About this exercise - Only the pictures are to be left out; set down the rest of the records exactly.
____ Exercise material
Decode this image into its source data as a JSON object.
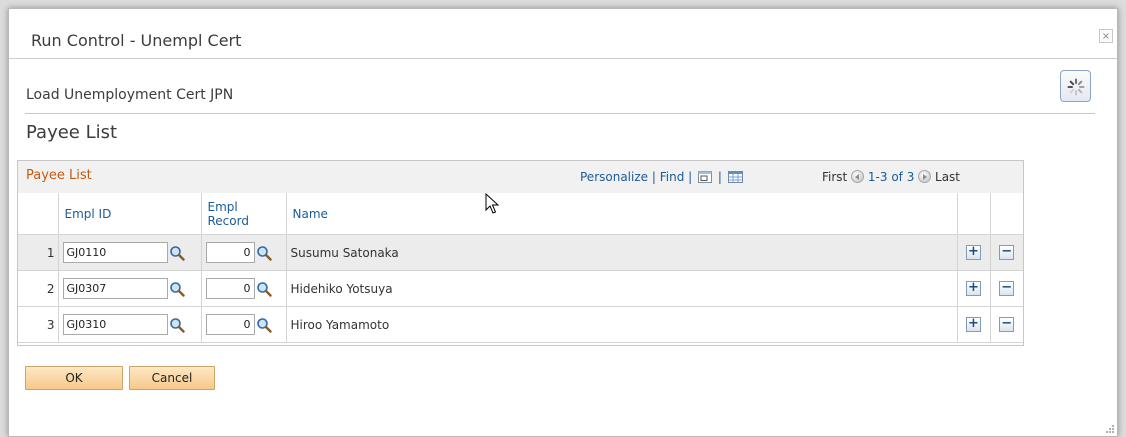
{
  "dialog": {
    "title": "Run Control - Unempl Cert",
    "close_label": "×"
  },
  "page": {
    "subtitle": "Load Unemployment Cert JPN",
    "heading": "Payee List"
  },
  "grid": {
    "title": "Payee List",
    "personalize": "Personalize",
    "find": "Find",
    "sep": "|",
    "first": "First",
    "range": "1-3 of 3",
    "last": "Last",
    "columns": {
      "empl_id": "Empl ID",
      "empl_record_line1": "Empl",
      "empl_record_line2": "Record",
      "name": "Name"
    },
    "rows": [
      {
        "num": "1",
        "empl_id": "GJ0110",
        "empl_record": "0",
        "name": "Susumu Satonaka"
      },
      {
        "num": "2",
        "empl_id": "GJ0307",
        "empl_record": "0",
        "name": "Hidehiko Yotsuya"
      },
      {
        "num": "3",
        "empl_id": "GJ0310",
        "empl_record": "0",
        "name": "Hiroo Yamamoto"
      }
    ],
    "add_row_label": "+",
    "delete_row_label": "−"
  },
  "buttons": {
    "ok": "OK",
    "cancel": "Cancel"
  },
  "colors": {
    "grid_title": "#c55a11",
    "link": "#1a5b9a",
    "button_fill": "#f7c98a"
  },
  "icons": [
    "close-icon",
    "processing-spinner-icon",
    "zoom-icon",
    "download-icon",
    "lookup-icon",
    "add-row-icon",
    "delete-row-icon",
    "mouse-pointer-icon"
  ]
}
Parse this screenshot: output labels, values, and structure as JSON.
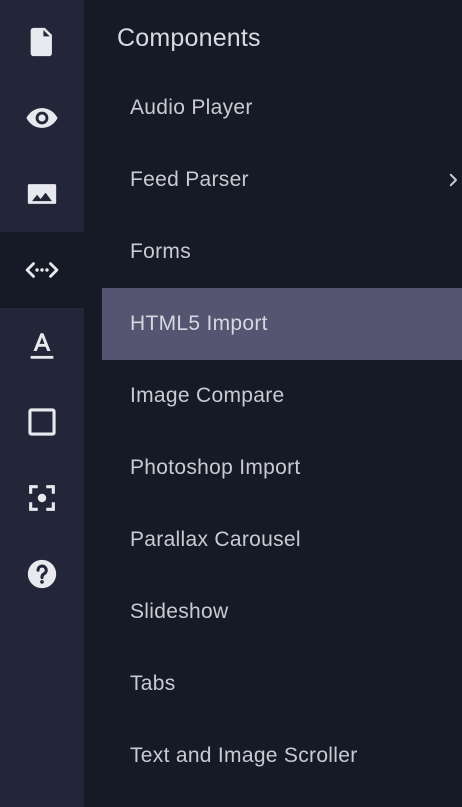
{
  "rail": {
    "items": [
      {
        "icon": "document-icon",
        "active": false
      },
      {
        "icon": "eye-icon",
        "active": false
      },
      {
        "icon": "image-icon",
        "active": false
      },
      {
        "icon": "code-icon",
        "active": true
      },
      {
        "icon": "text-format-icon",
        "active": false
      },
      {
        "icon": "square-icon",
        "active": false
      },
      {
        "icon": "center-focus-icon",
        "active": false
      },
      {
        "icon": "help-icon",
        "active": false
      }
    ]
  },
  "panel": {
    "title": "Components",
    "items": [
      {
        "label": "Audio Player"
      },
      {
        "label": "Feed Parser",
        "has_submenu": true
      },
      {
        "label": "Forms"
      },
      {
        "label": "HTML5 Import",
        "selected": true
      },
      {
        "label": "Image Compare"
      },
      {
        "label": "Photoshop Import"
      },
      {
        "label": "Parallax Carousel"
      },
      {
        "label": "Slideshow"
      },
      {
        "label": "Tabs"
      },
      {
        "label": "Text and Image Scroller"
      }
    ]
  },
  "colors": {
    "rail_bg": "#222638",
    "panel_bg": "#161a27",
    "selected_bg": "#565470",
    "icon": "#e8e9ee",
    "text": "#c9cbd3"
  }
}
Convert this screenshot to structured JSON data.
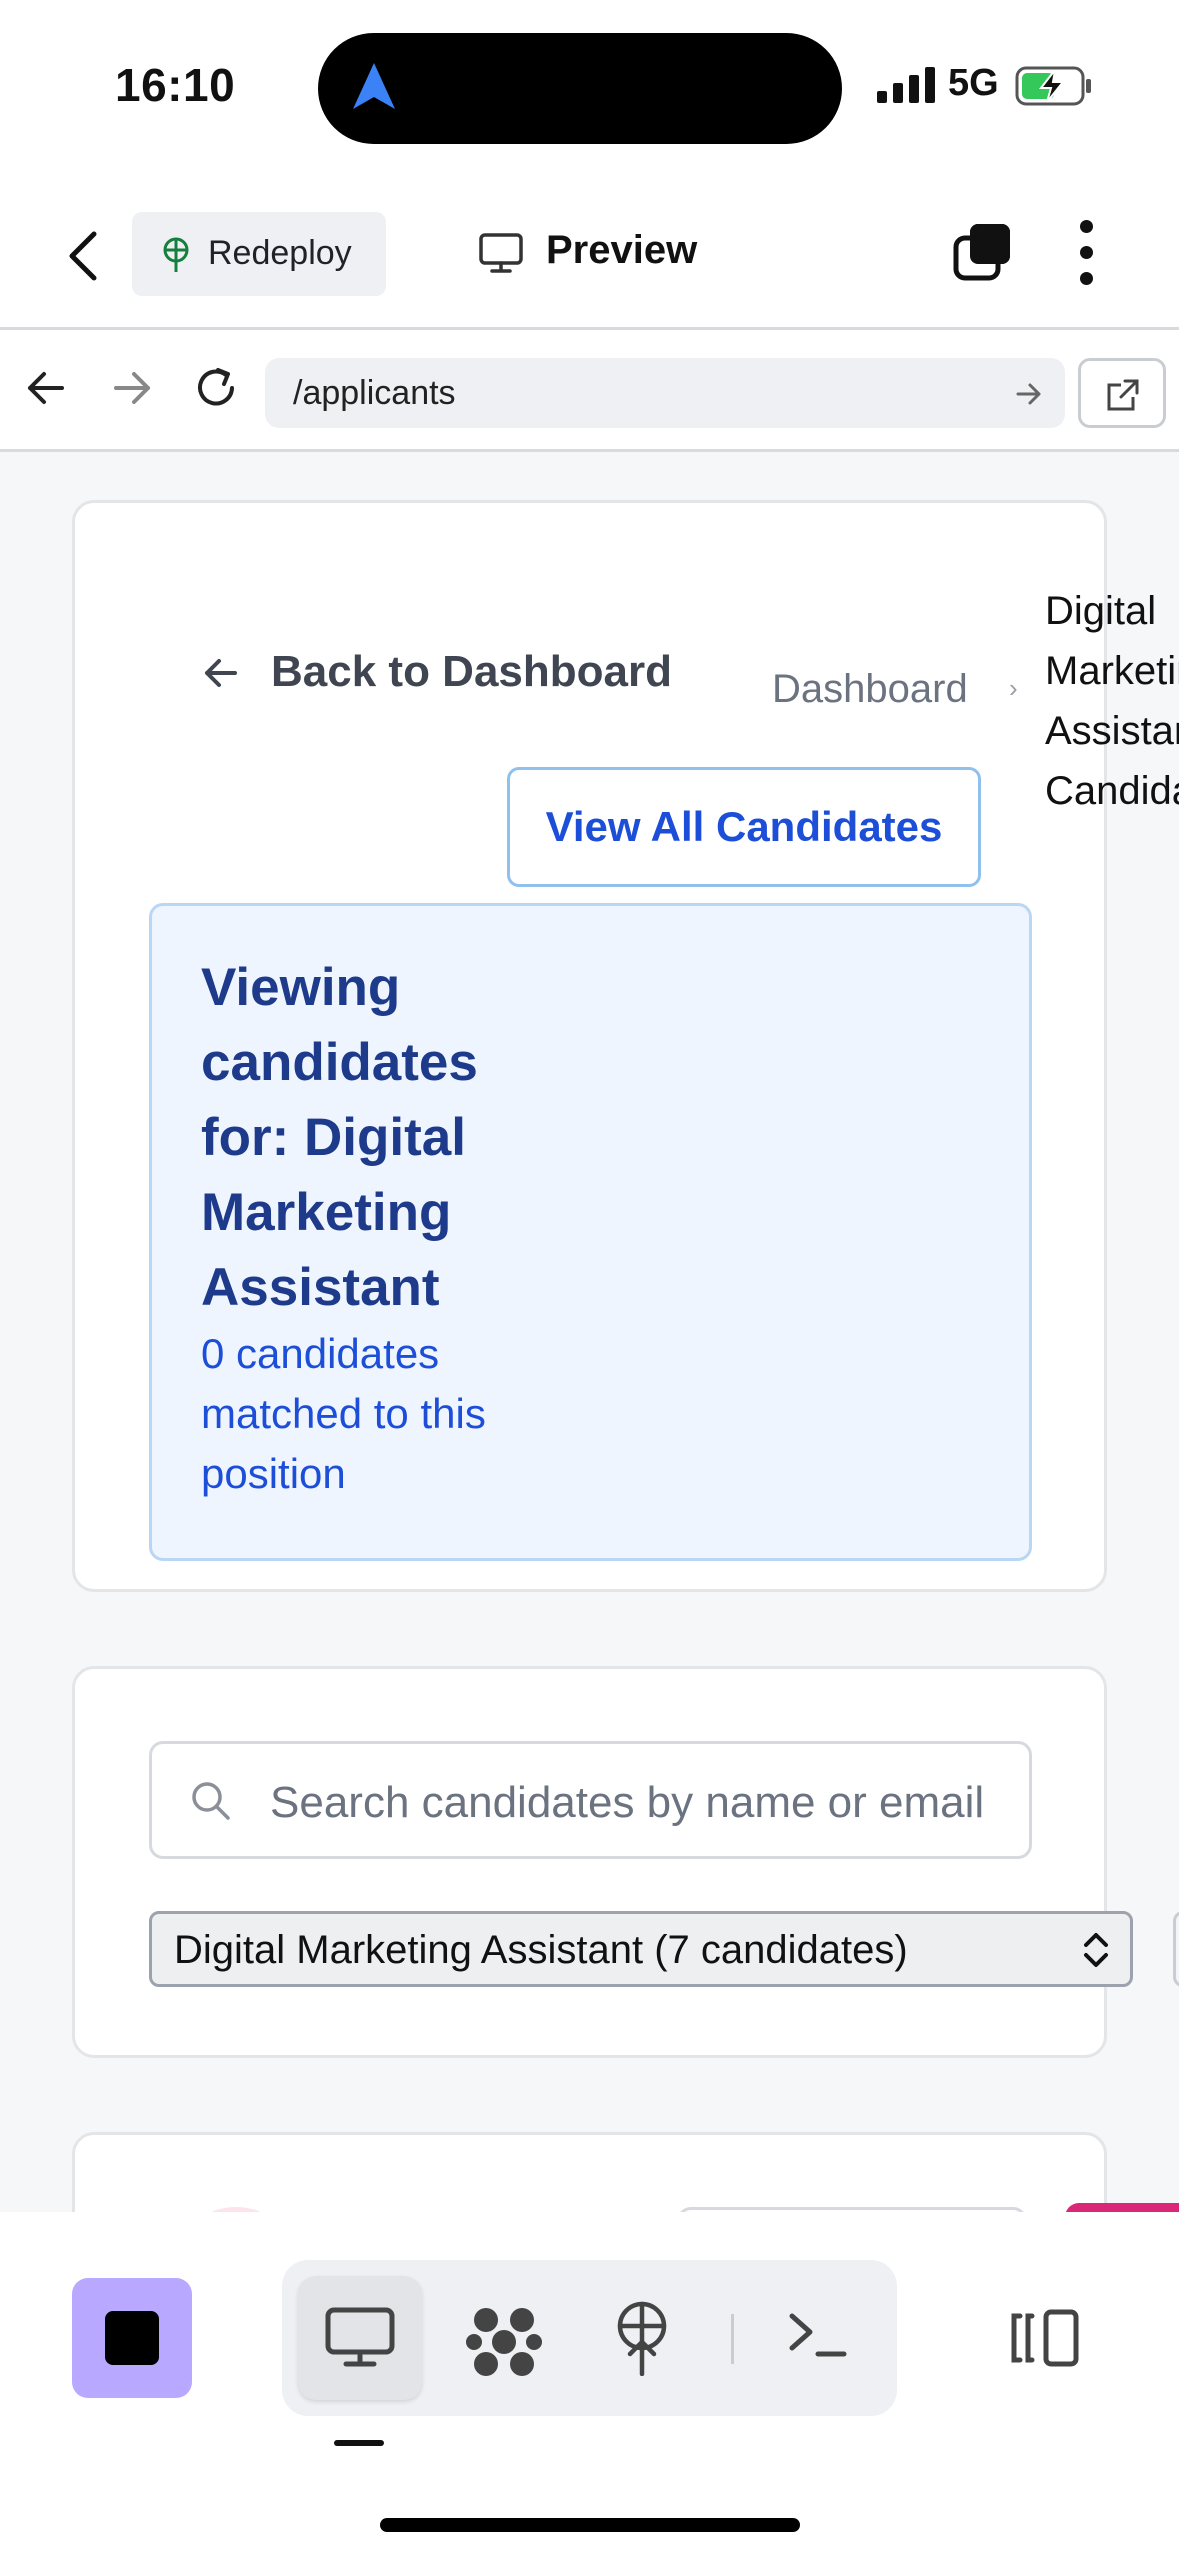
{
  "status_bar": {
    "time": "16:10",
    "network": "5G"
  },
  "toolbar": {
    "redeploy_label": "Redeploy",
    "preview_label": "Preview"
  },
  "browser": {
    "url": "/applicants"
  },
  "page": {
    "back_label": "Back to Dashboard",
    "breadcrumb": {
      "root": "Dashboard",
      "separator": "›",
      "current": "Digital Marketing Assistant Candidates"
    },
    "banner": {
      "title": "Viewing candidates for: Digital Marketing Assistant",
      "subtitle": "0 candidates matched to this position",
      "button": "View All Candidates"
    },
    "filters": {
      "search_placeholder": "Search candidates by name or email",
      "position_select": "Digital Marketing Assistant (7 candidates)"
    }
  },
  "colors": {
    "accent": "#1d4ed8",
    "banner_bg": "#eef5ff",
    "stop_button": "#b9a8ff",
    "tag": "#db2777"
  },
  "icons": {
    "redeploy": "antenna-icon",
    "preview": "monitor-icon",
    "tabs": "tabs-icon",
    "more": "more-vertical-icon",
    "search": "search-icon",
    "select": "chevron-up-down-icon"
  }
}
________
Response box -
Decode this image into its source data as a JSON object.
{
  "dialog": {
    "title": "Run Control - Unempl Cert",
    "close_label": "×"
  },
  "page": {
    "subtitle": "Load Unemployment Cert JPN",
    "heading": "Payee List"
  },
  "grid": {
    "title": "Payee List",
    "personalize": "Personalize",
    "find": "Find",
    "sep": "|",
    "first": "First",
    "range": "1-3 of 3",
    "last": "Last",
    "columns": {
      "empl_id": "Empl ID",
      "empl_record_line1": "Empl",
      "empl_record_line2": "Record",
      "name": "Name"
    },
    "rows": [
      {
        "num": "1",
        "empl_id": "GJ0110",
        "empl_record": "0",
        "name": "Susumu Satonaka"
      },
      {
        "num": "2",
        "empl_id": "GJ0307",
        "empl_record": "0",
        "name": "Hidehiko Yotsuya"
      },
      {
        "num": "3",
        "empl_id": "GJ0310",
        "empl_record": "0",
        "name": "Hiroo Yamamoto"
      }
    ],
    "add_row_label": "+",
    "delete_row_label": "−"
  },
  "buttons": {
    "ok": "OK",
    "cancel": "Cancel"
  },
  "colors": {
    "grid_title": "#c55a11",
    "link": "#1a5b9a",
    "button_fill": "#f7c98a"
  },
  "icons": [
    "close-icon",
    "processing-spinner-icon",
    "zoom-icon",
    "download-icon",
    "lookup-icon",
    "add-row-icon",
    "delete-row-icon",
    "mouse-pointer-icon"
  ]
}
Parse this screenshot: output labels, values, and structure as JSON.
{
  "rail": {
    "items": [
      {
        "icon": "document-icon",
        "active": false
      },
      {
        "icon": "eye-icon",
        "active": false
      },
      {
        "icon": "image-icon",
        "active": false
      },
      {
        "icon": "code-icon",
        "active": true
      },
      {
        "icon": "text-format-icon",
        "active": false
      },
      {
        "icon": "square-icon",
        "active": false
      },
      {
        "icon": "center-focus-icon",
        "active": false
      },
      {
        "icon": "help-icon",
        "active": false
      }
    ]
  },
  "panel": {
    "title": "Components",
    "items": [
      {
        "label": "Audio Player"
      },
      {
        "label": "Feed Parser",
        "has_submenu": true
      },
      {
        "label": "Forms"
      },
      {
        "label": "HTML5 Import",
        "selected": true
      },
      {
        "label": "Image Compare"
      },
      {
        "label": "Photoshop Import"
      },
      {
        "label": "Parallax Carousel"
      },
      {
        "label": "Slideshow"
      },
      {
        "label": "Tabs"
      },
      {
        "label": "Text and Image Scroller"
      }
    ]
  },
  "colors": {
    "rail_bg": "#222638",
    "panel_bg": "#161a27",
    "selected_bg": "#565470",
    "icon": "#e8e9ee",
    "text": "#c9cbd3"
  }
}
Convert this screenshot to structured JSON data.
{
  "status_bar": {
    "time": "16:10",
    "network": "5G"
  },
  "toolbar": {
    "redeploy_label": "Redeploy",
    "preview_label": "Preview"
  },
  "browser": {
    "url": "/applicants"
  },
  "page": {
    "back_label": "Back to Dashboard",
    "breadcrumb": {
      "root": "Dashboard",
      "separator": "›",
      "current": "Digital Marketing Assistant Candidates"
    },
    "banner": {
      "title": "Viewing candidates for: Digital Marketing Assistant",
      "subtitle": "0 candidates matched to this position",
      "button": "View All Candidates"
    },
    "filters": {
      "search_placeholder": "Search candidates by name or email",
      "position_select": "Digital Marketing Assistant (7 candidates)"
    }
  },
  "colors": {
    "accent": "#1d4ed8",
    "banner_bg": "#eef5ff",
    "stop_button": "#b9a8ff",
    "tag": "#db2777"
  },
  "icons": {
    "redeploy": "antenna-icon",
    "preview": "monitor-icon",
    "tabs": "tabs-icon",
    "more": "more-vertical-icon",
    "search": "search-icon",
    "select": "chevron-up-down-icon"
  }
}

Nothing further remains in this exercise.